Put Mental Preparation First

No matter what your game is -- business or sports -- the moment you head into training, make mental preparation your priority. If you're training for a sport or a diving into a new work challenge, you need to have the mental toughness to be confident and stay motivated though those inevitable bad days that come along with the good days. Remind yourself that your mind is your master, and your body will never outperform your mind. Then focus on executing every step as perfectly and precisely as you can.

Make a Rally Cry

Motivation takes more than telling yourself to be motivated. Something has to inspire you and lift you up to face the challenge. Rick said that when he brought his team together for the first time each spring, he'd have them come up with a rally cry that reflected their big, lofty goal. One year, it was "Hunt for October!" meaning they were aiming for the playoffs and the World Series. We all have that lofty goal we're aiming for. Make your own version of a rally cry to generate your own energy and optimism.

Narrow Your Focus

Rallying cry made, now move from the motivation to the process -- the what and why to the how. Big, lofty goals are great signposts but allow for too much distraction, and our brains really can't focus on more than three things at a time, if that -- that's the concept of "channel capacity." Rick's pitchers needed to stop mentally multitasking. They had to stop thinking about all the factors outside of their control, and start concentrating on what they did have control over. They couldn't control how the other team played, but they could focus on pitching right into the catcher's glove -- and they did. With one simple goal, they pitched better, and ultimately won more games, delivering on that rally cry. It's a useful tactic for all of us.

Make Small Improvements

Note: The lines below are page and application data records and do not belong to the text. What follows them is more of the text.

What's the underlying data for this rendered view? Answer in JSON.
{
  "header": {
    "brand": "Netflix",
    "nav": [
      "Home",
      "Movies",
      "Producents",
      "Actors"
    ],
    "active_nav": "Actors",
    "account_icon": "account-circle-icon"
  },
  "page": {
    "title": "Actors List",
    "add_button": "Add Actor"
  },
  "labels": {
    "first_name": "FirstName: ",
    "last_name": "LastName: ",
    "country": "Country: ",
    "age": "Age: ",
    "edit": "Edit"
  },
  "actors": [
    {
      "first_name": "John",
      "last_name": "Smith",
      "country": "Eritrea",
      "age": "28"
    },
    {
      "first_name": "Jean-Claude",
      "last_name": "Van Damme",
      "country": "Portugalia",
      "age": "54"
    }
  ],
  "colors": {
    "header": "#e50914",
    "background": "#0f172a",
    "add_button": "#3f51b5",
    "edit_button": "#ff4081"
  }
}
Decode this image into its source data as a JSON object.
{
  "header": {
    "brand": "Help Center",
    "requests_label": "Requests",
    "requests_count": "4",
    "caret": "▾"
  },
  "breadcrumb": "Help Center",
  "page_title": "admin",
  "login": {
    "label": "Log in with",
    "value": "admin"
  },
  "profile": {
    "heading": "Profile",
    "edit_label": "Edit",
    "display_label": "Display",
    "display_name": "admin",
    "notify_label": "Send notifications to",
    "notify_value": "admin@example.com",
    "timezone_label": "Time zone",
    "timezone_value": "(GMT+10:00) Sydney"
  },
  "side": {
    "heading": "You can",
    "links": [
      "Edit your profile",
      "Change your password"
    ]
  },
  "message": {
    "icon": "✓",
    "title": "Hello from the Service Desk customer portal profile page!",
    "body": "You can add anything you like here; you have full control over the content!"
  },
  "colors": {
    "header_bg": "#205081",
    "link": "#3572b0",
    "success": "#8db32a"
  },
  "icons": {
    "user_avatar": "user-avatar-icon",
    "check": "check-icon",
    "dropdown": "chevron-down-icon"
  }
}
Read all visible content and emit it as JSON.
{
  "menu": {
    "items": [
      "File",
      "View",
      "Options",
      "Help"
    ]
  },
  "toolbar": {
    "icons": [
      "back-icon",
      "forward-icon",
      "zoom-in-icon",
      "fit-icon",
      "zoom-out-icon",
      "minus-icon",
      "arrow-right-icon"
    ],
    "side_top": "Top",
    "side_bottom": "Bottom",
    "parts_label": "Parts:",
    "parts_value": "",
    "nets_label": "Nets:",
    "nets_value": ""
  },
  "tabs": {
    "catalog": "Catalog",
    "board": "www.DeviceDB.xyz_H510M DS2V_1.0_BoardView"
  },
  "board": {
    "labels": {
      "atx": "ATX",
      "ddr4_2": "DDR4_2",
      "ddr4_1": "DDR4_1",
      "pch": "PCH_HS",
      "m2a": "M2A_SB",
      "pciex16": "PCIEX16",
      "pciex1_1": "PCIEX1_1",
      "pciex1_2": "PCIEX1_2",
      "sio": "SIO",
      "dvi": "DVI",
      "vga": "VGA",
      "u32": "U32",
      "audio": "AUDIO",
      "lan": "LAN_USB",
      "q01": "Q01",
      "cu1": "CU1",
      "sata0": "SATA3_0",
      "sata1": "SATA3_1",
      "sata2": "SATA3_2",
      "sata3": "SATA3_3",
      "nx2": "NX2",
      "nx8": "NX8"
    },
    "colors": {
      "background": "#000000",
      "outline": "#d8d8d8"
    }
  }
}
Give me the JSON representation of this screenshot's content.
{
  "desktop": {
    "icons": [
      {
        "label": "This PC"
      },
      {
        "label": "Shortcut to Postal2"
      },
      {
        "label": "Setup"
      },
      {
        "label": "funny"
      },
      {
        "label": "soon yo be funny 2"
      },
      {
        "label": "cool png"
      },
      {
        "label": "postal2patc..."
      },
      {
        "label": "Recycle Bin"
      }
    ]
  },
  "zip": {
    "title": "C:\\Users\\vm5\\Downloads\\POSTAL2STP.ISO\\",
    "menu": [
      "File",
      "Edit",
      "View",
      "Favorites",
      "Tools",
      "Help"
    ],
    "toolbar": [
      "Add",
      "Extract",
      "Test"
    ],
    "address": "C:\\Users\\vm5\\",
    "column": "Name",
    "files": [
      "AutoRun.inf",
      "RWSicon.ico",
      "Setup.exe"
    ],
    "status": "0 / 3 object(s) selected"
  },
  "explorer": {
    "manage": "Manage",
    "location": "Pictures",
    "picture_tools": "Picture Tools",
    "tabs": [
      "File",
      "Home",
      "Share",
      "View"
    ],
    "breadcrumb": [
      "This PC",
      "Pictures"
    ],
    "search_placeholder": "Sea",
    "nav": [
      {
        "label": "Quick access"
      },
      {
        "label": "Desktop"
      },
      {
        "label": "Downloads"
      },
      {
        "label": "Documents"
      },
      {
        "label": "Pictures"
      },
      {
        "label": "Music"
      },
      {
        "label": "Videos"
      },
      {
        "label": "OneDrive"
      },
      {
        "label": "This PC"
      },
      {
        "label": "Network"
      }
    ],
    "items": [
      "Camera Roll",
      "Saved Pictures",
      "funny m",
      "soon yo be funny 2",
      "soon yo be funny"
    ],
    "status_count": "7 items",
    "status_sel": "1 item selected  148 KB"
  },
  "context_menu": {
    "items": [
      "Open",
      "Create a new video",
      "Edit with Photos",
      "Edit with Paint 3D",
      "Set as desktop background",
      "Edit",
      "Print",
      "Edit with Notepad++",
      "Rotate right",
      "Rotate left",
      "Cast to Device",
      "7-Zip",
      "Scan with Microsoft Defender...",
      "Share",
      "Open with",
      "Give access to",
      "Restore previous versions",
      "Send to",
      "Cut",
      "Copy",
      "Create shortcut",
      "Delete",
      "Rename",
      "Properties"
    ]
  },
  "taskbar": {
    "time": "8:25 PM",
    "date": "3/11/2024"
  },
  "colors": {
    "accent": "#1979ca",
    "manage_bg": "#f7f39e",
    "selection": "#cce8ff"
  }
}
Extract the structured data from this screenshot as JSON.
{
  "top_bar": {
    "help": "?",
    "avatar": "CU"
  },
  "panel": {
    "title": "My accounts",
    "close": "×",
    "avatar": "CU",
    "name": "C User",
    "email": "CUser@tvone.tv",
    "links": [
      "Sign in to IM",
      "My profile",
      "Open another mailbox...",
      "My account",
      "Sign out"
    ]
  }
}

To keep ourselves from getting overloaded and not accomplishing anything well, we have to take smaller steps towards the end goal. Making small and achievable improvements in execution will lead to bigger results, and faster. Rick would target specific elements in each pitcher's game. He used metrics to locate the ideal strike zone just as we might use analytics in business to find that optimal ratio, for instance, of leads to actual sales. When you multiply each incremental improvement, it adds up: two winning pitches over a 162-game season, or two more sales over a quarter, make an enormous difference. And that's what puts you closer to your lofty goal.

Gaining the confidence and the focus to perform at our best isn't a matter of just going for it: it takes real work, dedication, and practice. No matter how brilliant or talented we are, that's the key distinguishing factor of overachievers: they never stop working on improving their mental game. They just work on it in a step-by-step, steady way that guarantees success.